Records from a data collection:
++++++++

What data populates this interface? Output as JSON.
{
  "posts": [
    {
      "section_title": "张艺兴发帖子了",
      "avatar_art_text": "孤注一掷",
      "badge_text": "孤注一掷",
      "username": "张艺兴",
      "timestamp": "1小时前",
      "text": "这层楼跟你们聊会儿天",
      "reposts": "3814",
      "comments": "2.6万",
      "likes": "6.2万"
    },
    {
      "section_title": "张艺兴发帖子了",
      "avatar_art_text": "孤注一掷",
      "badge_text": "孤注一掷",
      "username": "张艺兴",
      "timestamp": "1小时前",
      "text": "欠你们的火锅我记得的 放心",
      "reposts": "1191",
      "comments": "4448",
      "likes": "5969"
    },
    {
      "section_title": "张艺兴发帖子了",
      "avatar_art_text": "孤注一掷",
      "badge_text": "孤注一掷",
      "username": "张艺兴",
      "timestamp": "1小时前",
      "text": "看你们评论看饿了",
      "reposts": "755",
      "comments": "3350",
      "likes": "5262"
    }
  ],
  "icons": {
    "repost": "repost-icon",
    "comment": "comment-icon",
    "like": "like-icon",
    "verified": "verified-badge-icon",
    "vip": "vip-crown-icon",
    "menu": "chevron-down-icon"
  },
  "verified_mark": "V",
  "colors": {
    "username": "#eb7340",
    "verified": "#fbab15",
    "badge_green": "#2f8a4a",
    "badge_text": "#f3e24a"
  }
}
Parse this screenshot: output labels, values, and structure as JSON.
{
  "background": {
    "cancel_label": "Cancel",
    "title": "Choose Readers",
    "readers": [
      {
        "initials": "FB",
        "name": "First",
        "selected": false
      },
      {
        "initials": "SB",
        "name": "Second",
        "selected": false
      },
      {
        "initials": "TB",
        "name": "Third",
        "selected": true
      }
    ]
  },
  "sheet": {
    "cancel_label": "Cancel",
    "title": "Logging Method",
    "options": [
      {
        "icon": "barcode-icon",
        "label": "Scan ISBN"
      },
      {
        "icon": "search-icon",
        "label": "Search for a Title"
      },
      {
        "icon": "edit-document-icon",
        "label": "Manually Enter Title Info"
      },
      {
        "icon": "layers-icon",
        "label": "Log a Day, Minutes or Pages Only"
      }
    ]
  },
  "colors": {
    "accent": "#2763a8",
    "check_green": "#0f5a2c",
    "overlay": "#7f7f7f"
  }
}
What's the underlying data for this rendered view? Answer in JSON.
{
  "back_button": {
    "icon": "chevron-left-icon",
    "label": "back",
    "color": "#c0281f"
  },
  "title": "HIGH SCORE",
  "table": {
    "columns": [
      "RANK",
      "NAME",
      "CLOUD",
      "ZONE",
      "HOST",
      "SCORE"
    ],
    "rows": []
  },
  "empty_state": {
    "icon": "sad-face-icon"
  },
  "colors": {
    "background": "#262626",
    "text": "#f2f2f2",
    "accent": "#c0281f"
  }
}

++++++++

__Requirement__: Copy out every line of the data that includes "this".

__Result__:
What data populates this interface? Output as JSON.
Parse this screenshot: output labels, values, and structure as JSON.
What's the underlying data for this rendered view? Answer in JSON.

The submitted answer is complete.